Iceland has been referred to as the "canary in the gold mine" of the financial crisis. The first warning chirps were sounded in 2006, but the volume really ratcheted up as the credit crisis hit this year.

Its three largest banks had expanded aggressively, acquiring assets in Scandinavia, Britain, and as far away as China and Canada, worth around 10 times Iceland's gross domestic product ($14 billion). When global credit markets froze, however, they found themselves unable to roll over debt. The collapsing kronur, Iceland's currency, made their foreign liabilities even harder to honor, and earlier this month the government had to step in.

Britain quickly froze Icelandic assets in the United Kingdom and threatened to take legal action as the British investors' exposure quickly became apparent: some 450,000 customers with about $12 billion in Icelandic accounts, more than 120 local municipalities with around $1.3 billion at risk, police and transit authorities similarly imperilled, and 12 universities – including Oxford University – with an estimated $130 million in North Sea limbo.
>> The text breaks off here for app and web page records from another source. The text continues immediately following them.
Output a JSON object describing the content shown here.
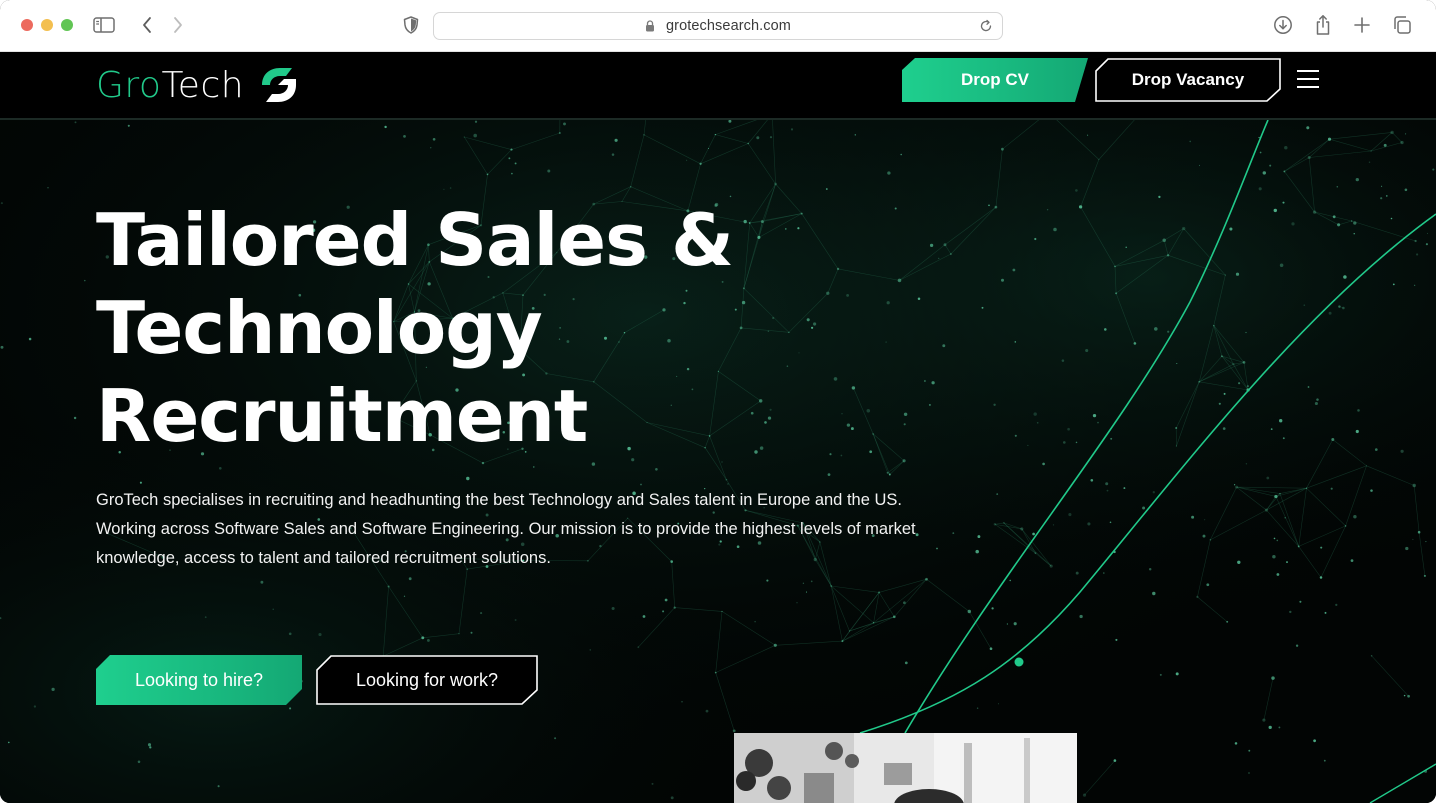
{
  "browser": {
    "url": "grotechsearch.com",
    "icons": [
      "sidebar-icon",
      "back-icon",
      "forward-icon",
      "privacy-shield-icon",
      "lock-icon",
      "reload-icon",
      "download-icon",
      "share-icon",
      "new-tab-icon",
      "tabs-overview-icon"
    ]
  },
  "header": {
    "logo_primary": "Gro",
    "logo_secondary": "Tech",
    "drop_cv_label": "Drop CV",
    "drop_vacancy_label": "Drop Vacancy",
    "menu_icon": "hamburger-menu-icon"
  },
  "hero": {
    "title_lines": [
      "Tailored Sales &",
      "Technology",
      "Recruitment"
    ],
    "description_lines": [
      "GroTech specialises in recruiting and headhunting the best Technology and Sales talent in Europe and the US.",
      "Working across Software Sales and Software Engineering. Our mission is to provide the highest levels of market",
      "knowledge, access to talent and tailored recruitment solutions."
    ],
    "hire_label": "Looking to hire?",
    "work_label": "Looking for work?"
  },
  "colors": {
    "accent_green": "#21c98a",
    "background": "#020504",
    "text": "#ffffff"
  }
}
British government bodies affected say the missing millions will not impair their day-to-day operations. For almost all, the deposits are a small fraction of their annual budgets. And some say the ultracautious view will not be sustainable in the long term. Organizations with multimillion pound budgets will lose out if they keep too much cash in low interest-bearing government safety deposit boxes for too long.

Transport for London, the capital's transit authority, which has £40 million frozen in Iceland, says that despite following a "prudent treasury strategy" it wants to get the best returns it can, given its need to hold large amounts of cash. Oxford University, which had invested £30 million in Icelandic accounts, says it still wanted to maintain a "diversified portfolio" and would "keep all investments under regular review," according to spokeswoman Ruth Collier.

As for Iceland, it's clearly down but not yet out. Analysts point to bountiful natural resources – fish, geothermal and hydroelectric energy, and a well-educated workforce – and say recovery might not be as remote as it seems.

"Iceland may be the first victim of the financial crisis but may be one of the first nations to get back on its feet again," says Hannes Holmstein Gissurarson, professor of political science, reached by phone at the University of Iceland.